The following are examples of why a tax-deferred annuity might be desirable even in a tax-deferred or tax exempt account:

The tax exempt account’s investment policy may be such that using the annuity minimizes withdrawals, which allows the investment manager to remain more fully invested than might be the case in an ordinary mutual fund.  In addition, the tax-deferred construction frees up the manager from having to concern himself with income tax consequences regarding the management of the fund.
Due to the extreme volatility of the equity markets and the fact the tax-deferred accounts are most likely to be used for retirement, and possibly survivorship purposes, the added feature of a significantguaranteed death benefit with an additional enhanced death benefit rider may be quite appealing to clients with a low risk tolerance who are viewing their retirement benefits as a primary means of support for the surviving spouse or other family members.
Some tax-deferred annuities offer a guaranteed minimum investment return of between 4 and 7%.  Such a guarantee is appealing for the conservative investor, especially in light of the volatility of the stock market and its weaknesses.
Some annuities offer an initial 4 to 5% matching contribution, which would allow the owner to switch to a different investment with another matching contribution every so often.
The fees charged by the tax-deferred annuity may not be that significant over those charged for mutual funds, especially when one looks at all of the fees charged over the lifetime of the investment.  It is possible to structure several payment options that might fit better within a particular client’s overall financial and retirement planning goals.
Annuities will often allow for a specific investment allocation plan that will automatically rebalance the allocation as the fund values change.
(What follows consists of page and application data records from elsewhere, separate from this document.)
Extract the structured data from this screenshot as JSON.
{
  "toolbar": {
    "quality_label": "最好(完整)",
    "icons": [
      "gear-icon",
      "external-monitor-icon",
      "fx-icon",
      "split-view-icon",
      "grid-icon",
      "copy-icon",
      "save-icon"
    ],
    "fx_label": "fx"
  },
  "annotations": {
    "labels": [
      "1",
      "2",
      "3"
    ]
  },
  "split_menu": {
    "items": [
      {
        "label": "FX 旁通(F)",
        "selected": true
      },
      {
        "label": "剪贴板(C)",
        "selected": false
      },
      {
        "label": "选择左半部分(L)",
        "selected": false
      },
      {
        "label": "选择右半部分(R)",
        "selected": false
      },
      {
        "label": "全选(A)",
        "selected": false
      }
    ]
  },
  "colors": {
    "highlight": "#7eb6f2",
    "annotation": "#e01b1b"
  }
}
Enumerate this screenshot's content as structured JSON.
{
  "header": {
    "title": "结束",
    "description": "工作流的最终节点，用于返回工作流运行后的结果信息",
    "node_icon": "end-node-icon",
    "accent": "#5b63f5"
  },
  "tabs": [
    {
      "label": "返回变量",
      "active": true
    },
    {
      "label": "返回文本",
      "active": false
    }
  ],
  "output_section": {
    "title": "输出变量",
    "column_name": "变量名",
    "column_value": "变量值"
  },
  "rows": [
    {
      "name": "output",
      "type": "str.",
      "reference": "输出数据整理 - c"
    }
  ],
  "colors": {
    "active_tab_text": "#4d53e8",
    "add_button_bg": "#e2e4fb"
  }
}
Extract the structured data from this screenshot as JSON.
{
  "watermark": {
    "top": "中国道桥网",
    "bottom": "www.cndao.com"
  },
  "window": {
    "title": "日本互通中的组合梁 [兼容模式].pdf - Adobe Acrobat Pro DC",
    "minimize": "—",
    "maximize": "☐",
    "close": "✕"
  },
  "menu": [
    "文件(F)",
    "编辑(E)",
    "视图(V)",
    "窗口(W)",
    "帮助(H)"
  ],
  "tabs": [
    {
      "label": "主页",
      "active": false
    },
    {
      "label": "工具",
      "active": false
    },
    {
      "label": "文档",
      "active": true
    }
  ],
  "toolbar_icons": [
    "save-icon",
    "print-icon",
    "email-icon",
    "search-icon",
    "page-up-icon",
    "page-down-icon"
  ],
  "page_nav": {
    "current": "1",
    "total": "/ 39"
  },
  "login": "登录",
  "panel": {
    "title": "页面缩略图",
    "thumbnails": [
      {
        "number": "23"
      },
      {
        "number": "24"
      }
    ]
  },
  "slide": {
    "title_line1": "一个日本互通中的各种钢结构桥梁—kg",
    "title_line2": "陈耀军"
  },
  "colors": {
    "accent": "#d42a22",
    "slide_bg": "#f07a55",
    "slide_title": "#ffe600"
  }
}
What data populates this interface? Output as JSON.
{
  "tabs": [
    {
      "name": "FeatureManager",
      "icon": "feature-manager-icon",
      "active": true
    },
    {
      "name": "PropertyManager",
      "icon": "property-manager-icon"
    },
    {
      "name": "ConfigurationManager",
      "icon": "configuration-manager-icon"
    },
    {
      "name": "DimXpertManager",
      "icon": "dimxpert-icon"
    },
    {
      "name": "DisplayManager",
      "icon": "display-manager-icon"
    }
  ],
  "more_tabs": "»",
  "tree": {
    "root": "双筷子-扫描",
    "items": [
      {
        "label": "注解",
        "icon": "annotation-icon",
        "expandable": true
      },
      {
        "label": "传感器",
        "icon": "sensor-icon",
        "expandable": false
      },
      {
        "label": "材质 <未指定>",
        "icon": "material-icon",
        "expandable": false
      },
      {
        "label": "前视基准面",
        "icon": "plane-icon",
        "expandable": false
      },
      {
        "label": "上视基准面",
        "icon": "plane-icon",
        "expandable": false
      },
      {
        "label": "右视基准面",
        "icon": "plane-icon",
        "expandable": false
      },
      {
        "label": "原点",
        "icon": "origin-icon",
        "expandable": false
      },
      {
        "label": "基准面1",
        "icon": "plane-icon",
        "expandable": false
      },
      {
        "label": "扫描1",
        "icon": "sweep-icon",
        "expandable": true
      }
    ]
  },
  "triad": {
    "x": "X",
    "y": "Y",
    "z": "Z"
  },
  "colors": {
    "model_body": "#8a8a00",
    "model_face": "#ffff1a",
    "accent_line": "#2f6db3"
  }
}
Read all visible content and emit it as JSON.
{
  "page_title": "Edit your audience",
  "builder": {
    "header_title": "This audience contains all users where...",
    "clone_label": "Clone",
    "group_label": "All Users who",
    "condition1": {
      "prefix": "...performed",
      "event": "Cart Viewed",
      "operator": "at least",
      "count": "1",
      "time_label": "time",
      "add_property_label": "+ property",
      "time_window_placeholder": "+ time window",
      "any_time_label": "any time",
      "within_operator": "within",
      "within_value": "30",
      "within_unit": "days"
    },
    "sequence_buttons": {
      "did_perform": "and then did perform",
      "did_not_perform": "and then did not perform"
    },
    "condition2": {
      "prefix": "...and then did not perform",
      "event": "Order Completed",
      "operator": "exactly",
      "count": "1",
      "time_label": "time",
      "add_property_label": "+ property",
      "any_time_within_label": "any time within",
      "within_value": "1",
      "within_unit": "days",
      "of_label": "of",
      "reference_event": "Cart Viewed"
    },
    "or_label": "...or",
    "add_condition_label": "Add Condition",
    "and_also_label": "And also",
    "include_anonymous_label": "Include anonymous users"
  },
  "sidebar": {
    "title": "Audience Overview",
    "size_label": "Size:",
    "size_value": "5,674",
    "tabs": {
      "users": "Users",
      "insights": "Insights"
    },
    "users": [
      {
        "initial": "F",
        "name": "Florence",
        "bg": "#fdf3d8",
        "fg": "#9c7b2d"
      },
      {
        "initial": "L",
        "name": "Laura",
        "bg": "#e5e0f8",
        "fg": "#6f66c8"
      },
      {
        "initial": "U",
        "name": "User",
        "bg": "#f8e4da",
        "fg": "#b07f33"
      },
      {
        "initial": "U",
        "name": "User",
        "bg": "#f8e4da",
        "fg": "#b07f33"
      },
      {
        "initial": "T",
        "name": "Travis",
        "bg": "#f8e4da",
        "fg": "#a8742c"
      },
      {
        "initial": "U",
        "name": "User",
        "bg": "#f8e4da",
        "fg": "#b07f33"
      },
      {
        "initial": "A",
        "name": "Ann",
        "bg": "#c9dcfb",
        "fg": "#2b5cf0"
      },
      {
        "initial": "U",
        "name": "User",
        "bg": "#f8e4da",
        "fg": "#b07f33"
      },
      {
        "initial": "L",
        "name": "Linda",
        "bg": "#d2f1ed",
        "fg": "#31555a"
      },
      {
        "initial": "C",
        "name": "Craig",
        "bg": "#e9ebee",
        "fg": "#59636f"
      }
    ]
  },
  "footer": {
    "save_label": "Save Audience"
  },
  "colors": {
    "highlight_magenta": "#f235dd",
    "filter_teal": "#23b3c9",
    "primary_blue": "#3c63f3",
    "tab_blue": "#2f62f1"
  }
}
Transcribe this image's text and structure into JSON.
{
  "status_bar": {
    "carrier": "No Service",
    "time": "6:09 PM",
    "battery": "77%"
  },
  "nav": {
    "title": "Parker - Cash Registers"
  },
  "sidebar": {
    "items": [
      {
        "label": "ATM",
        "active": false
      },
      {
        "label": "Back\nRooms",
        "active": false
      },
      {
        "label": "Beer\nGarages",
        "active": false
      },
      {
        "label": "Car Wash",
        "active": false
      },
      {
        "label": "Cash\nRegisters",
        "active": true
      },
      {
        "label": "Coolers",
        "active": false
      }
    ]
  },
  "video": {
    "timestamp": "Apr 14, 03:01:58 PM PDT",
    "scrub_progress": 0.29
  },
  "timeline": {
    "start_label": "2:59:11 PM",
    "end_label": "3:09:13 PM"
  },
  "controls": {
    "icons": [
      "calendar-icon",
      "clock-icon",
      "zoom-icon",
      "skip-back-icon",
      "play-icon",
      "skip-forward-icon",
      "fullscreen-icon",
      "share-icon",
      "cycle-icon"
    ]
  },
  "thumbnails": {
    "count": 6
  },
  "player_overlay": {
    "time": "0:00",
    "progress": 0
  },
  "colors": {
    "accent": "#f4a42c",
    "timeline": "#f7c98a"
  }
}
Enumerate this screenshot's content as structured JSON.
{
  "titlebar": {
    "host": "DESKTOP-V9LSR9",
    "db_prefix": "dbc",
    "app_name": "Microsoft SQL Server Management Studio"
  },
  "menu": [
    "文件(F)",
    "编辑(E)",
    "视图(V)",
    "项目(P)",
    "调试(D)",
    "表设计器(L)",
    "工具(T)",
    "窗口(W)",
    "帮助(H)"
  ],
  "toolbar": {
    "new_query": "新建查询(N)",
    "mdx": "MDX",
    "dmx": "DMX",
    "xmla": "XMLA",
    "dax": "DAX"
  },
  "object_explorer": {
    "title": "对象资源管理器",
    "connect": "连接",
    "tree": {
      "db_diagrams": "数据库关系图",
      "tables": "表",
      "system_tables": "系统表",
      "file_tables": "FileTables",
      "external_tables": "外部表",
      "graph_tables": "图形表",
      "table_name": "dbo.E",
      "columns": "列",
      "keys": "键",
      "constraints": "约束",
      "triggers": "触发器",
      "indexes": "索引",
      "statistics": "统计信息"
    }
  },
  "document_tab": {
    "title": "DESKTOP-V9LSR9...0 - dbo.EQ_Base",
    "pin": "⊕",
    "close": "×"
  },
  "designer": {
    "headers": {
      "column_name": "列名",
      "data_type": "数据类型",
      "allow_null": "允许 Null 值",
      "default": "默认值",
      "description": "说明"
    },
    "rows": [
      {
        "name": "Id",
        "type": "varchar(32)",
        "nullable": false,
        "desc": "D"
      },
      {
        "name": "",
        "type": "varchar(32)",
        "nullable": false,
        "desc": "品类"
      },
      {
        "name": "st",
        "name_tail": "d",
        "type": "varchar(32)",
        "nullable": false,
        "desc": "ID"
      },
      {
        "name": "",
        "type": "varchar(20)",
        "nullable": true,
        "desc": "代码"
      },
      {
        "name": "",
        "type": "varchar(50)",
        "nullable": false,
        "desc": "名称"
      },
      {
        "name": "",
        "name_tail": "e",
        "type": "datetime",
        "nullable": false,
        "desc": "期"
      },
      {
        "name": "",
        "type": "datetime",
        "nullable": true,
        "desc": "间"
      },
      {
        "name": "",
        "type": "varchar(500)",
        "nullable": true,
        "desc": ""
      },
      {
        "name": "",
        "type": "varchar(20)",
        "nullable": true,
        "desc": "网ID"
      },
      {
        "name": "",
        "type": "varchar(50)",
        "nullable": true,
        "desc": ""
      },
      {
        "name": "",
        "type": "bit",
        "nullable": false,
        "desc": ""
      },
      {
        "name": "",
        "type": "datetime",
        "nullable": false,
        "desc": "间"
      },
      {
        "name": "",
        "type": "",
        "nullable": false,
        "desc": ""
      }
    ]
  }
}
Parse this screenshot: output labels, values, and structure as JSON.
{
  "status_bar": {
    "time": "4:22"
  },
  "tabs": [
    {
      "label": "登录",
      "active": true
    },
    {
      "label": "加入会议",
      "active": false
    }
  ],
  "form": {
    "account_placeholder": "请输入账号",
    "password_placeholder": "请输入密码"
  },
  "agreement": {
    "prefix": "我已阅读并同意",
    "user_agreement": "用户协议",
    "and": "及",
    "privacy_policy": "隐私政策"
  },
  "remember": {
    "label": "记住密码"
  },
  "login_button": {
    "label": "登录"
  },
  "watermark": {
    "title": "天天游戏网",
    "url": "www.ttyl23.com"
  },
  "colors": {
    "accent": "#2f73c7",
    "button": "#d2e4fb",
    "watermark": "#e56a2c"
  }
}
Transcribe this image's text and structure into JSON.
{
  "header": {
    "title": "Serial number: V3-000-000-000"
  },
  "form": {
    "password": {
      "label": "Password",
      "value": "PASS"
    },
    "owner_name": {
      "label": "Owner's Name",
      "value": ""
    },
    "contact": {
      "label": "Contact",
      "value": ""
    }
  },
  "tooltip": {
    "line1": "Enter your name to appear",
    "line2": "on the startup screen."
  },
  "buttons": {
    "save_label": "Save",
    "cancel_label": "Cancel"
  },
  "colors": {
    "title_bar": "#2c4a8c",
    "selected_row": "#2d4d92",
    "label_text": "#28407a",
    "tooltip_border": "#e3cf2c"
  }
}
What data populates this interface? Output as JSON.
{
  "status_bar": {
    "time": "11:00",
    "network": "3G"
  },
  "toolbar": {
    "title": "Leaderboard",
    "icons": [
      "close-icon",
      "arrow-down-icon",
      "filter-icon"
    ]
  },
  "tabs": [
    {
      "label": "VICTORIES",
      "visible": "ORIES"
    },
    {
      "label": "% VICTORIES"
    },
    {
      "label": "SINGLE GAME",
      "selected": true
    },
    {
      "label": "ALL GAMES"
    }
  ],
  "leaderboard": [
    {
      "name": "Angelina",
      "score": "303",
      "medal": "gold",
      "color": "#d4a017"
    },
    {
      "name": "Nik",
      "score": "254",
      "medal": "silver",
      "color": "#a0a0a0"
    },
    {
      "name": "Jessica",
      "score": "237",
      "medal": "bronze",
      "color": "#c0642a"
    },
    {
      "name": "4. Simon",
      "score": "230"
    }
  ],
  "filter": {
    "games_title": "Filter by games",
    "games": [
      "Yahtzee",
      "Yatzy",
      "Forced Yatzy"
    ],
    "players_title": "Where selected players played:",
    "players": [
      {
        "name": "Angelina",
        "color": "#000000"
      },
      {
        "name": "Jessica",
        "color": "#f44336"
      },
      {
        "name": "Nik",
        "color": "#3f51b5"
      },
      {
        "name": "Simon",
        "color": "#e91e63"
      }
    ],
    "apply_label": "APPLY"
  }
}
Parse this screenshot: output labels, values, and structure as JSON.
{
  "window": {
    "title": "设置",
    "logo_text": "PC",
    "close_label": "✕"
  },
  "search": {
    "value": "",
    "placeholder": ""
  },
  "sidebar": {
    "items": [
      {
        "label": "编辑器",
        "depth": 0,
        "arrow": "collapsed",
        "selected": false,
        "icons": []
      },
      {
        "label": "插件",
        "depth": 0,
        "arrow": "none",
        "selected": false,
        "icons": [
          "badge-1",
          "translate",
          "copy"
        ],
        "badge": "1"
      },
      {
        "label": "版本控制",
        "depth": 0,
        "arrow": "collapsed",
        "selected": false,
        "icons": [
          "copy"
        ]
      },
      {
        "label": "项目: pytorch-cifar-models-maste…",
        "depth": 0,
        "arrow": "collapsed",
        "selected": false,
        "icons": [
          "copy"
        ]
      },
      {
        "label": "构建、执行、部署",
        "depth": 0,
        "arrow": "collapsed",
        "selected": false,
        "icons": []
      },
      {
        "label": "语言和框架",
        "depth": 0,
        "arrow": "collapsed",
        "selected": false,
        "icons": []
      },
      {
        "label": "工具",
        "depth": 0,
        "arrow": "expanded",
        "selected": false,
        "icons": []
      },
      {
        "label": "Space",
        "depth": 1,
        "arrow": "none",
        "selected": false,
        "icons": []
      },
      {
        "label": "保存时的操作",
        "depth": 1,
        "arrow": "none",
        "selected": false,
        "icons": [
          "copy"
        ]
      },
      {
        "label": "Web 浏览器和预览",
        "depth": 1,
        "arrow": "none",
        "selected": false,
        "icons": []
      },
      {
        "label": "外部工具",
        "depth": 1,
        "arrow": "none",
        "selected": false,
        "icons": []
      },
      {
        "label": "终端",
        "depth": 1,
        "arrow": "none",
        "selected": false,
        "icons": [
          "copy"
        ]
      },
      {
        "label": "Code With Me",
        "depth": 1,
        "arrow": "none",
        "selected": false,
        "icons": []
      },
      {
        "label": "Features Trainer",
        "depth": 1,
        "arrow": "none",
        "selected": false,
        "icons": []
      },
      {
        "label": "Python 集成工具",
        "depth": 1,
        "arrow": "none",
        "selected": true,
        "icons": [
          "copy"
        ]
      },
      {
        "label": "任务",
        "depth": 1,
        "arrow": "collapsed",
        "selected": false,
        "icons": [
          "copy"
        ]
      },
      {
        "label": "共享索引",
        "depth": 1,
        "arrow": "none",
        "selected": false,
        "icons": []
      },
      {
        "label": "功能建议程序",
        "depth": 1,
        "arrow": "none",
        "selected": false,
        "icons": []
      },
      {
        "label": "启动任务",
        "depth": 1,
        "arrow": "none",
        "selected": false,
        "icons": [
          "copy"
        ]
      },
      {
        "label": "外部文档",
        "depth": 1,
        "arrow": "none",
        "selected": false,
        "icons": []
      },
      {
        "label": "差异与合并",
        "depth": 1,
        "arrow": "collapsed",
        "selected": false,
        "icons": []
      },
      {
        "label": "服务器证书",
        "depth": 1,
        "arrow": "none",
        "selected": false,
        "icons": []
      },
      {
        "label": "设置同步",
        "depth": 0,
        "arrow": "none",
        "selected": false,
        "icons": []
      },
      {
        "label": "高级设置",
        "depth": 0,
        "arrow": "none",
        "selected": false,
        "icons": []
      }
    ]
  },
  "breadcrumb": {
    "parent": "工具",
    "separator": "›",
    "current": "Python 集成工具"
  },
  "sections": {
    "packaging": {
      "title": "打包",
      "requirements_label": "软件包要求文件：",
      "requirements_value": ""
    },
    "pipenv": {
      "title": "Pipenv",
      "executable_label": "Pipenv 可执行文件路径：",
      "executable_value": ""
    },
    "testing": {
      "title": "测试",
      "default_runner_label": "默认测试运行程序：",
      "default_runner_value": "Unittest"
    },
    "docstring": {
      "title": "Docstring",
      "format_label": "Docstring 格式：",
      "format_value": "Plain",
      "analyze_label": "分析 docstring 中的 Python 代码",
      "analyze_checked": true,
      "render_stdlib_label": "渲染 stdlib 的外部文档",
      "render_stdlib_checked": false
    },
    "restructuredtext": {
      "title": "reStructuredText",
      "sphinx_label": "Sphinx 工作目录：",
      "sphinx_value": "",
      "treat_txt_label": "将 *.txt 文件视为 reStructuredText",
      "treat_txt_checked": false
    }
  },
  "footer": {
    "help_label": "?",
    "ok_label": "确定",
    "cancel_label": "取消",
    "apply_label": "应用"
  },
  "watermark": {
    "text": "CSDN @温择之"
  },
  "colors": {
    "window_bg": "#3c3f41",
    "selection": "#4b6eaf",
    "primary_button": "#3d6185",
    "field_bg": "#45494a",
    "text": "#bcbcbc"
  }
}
This will relieve the natural tendency of many investors to ignore asset rebalancing after the initial plan has been established.
Annuities will allow a choice between annuitization or liquidation, thereby giving the annuitant the ability to factor his or her own health and family history of longevity into the equation in a manner that may favor the investor over the insurer.
As you can see, there are always two sides to every story.  Some will always believe that the wasted tax-deferral argument outweighs all of the other reasons.  Others will find a tax-deferred annuity can be appropriate within a tax-deferred or tax exempt account.